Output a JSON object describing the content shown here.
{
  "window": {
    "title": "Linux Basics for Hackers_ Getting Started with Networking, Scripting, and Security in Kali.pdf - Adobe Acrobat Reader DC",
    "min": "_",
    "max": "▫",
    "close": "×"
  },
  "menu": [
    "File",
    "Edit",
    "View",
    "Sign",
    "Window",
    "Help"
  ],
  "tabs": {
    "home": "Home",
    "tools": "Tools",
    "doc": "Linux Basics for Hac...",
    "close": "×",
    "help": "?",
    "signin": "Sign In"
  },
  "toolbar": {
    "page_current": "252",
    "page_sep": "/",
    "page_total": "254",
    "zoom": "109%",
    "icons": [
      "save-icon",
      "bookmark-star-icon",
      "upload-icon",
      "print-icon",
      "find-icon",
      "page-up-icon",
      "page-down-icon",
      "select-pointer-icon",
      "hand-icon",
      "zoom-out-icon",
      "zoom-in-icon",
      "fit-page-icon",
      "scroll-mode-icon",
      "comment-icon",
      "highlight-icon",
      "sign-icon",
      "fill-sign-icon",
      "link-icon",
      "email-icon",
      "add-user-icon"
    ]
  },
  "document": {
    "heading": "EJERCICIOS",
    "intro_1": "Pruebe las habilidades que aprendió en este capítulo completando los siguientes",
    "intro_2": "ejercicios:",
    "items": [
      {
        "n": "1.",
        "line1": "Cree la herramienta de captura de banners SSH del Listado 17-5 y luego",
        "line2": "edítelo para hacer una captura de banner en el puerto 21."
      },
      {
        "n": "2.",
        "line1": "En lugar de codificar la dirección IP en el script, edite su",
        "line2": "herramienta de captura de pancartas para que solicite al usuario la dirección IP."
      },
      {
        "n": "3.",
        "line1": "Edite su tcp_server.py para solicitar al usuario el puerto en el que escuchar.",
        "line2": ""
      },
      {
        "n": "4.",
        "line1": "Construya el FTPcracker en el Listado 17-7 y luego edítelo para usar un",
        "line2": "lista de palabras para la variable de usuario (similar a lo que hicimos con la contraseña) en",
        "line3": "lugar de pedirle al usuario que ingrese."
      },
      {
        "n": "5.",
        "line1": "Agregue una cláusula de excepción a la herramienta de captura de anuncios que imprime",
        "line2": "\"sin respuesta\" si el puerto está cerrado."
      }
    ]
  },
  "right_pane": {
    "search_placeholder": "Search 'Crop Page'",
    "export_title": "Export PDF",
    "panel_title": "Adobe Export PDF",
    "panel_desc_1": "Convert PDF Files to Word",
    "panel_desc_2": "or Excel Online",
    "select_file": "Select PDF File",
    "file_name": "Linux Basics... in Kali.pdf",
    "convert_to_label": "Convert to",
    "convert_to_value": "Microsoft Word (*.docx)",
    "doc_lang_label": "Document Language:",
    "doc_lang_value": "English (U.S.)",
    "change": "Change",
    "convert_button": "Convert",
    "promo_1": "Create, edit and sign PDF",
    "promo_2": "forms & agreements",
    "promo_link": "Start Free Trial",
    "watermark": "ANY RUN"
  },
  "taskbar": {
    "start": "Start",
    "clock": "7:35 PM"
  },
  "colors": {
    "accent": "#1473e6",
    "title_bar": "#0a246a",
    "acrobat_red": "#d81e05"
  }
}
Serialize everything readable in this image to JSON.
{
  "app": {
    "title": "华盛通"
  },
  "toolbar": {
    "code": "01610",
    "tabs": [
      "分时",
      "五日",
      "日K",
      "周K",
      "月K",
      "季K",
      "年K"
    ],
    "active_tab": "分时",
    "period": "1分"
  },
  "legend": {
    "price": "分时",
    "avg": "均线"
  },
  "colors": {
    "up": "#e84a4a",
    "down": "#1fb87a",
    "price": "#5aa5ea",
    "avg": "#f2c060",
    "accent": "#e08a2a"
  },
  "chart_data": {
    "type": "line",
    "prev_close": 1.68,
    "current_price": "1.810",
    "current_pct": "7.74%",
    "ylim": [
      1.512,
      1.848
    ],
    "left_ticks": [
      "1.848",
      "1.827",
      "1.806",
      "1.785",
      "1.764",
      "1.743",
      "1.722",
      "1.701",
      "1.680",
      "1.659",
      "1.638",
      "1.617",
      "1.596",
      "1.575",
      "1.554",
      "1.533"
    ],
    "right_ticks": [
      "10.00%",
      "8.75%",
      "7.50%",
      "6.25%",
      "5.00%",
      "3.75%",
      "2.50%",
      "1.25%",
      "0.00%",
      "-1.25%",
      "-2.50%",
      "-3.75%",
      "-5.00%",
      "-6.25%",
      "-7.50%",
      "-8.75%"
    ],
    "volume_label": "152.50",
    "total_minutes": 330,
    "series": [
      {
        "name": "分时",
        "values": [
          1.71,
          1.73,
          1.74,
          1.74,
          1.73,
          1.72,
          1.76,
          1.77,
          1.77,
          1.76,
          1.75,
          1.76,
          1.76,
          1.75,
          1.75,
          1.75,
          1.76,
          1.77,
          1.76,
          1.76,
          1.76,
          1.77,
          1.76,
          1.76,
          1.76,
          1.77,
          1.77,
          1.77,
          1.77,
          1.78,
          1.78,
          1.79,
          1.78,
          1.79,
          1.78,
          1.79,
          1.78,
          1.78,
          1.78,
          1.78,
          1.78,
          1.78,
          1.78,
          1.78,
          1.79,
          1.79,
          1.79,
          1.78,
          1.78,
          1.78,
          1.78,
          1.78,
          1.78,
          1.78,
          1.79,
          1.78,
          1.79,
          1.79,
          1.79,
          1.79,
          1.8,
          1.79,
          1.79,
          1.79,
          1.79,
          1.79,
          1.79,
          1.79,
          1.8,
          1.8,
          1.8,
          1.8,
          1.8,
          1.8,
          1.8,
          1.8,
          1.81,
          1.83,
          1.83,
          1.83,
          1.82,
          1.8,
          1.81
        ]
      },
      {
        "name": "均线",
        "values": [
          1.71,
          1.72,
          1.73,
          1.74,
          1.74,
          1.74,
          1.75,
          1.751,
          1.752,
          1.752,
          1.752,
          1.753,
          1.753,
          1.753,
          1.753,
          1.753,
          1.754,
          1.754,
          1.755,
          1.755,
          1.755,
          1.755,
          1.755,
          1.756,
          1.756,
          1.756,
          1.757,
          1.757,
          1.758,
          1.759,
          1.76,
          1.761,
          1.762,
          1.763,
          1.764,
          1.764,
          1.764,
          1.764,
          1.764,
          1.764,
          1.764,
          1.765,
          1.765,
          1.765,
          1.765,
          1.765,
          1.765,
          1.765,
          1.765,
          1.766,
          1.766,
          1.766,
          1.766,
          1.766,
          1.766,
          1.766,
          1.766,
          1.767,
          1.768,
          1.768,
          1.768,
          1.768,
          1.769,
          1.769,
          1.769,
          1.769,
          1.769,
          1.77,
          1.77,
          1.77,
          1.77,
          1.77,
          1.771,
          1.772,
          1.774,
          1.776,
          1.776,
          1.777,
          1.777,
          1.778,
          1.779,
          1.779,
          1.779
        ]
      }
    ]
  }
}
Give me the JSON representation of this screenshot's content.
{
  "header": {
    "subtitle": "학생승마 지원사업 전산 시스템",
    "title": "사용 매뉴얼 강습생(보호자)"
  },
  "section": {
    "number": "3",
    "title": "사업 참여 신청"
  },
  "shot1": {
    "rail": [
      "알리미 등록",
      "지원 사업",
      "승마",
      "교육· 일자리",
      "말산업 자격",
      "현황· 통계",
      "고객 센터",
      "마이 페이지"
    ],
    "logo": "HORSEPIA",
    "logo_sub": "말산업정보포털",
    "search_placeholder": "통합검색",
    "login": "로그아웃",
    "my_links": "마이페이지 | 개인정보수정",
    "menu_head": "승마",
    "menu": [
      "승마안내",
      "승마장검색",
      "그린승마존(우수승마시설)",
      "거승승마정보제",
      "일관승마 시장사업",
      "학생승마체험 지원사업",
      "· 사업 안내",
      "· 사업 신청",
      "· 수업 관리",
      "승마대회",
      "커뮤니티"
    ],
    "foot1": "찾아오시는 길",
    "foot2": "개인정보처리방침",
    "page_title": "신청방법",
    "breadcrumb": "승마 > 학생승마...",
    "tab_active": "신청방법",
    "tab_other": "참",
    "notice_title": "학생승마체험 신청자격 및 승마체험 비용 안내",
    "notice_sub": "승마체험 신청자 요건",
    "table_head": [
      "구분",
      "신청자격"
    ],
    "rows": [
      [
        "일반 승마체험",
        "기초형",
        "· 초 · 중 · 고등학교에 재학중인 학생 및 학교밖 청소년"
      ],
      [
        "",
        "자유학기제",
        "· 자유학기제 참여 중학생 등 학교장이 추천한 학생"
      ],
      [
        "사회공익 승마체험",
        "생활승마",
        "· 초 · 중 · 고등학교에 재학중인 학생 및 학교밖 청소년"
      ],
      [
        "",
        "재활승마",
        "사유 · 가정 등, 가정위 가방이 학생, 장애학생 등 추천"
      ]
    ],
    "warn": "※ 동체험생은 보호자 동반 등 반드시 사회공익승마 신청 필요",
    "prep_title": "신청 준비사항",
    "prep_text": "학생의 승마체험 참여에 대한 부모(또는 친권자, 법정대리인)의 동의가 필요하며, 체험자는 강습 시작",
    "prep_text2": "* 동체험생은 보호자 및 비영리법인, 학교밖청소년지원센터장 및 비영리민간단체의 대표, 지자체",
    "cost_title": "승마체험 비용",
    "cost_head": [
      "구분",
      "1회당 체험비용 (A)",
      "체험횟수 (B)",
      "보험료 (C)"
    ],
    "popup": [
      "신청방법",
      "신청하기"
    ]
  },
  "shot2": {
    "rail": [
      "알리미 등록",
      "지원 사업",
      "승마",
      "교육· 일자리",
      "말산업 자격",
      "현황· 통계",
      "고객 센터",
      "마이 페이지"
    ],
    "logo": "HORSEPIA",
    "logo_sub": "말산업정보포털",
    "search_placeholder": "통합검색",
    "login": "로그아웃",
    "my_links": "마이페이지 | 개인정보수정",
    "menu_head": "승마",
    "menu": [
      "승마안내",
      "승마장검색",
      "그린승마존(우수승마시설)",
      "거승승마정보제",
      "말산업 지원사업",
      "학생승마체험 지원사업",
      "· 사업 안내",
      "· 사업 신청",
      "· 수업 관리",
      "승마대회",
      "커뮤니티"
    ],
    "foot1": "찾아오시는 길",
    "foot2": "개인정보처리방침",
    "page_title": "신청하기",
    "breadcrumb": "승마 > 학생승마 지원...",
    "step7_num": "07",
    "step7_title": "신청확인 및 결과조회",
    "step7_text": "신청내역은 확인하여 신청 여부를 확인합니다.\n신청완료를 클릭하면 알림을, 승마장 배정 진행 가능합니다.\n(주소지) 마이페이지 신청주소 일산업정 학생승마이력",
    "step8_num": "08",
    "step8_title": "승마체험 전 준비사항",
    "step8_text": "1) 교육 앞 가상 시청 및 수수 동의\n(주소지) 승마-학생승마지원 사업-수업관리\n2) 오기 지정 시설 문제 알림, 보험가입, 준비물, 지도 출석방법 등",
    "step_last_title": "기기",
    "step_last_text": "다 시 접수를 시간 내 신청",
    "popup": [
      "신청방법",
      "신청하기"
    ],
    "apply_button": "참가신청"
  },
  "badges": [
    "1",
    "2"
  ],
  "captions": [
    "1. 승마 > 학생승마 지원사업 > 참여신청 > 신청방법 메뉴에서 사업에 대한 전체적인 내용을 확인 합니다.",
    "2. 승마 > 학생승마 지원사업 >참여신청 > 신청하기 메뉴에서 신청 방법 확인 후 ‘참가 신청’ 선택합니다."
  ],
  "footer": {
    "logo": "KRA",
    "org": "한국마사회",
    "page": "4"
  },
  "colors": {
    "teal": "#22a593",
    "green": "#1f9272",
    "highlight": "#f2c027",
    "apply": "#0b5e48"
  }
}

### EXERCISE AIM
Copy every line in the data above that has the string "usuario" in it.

### WRITTEN SOLUTION
        "line2": "herramienta de captura de pancartas para que solicite al usuario la dirección IP."
        "line1": "Edite su tcp_server.py para solicitar al usuario el puerto en el que escuchar.",
        "line2": "lista de palabras para la variable de usuario (similar a lo que hicimos con la contraseña) en",
        "line3": "lugar de pedirle al usuario que ingrese."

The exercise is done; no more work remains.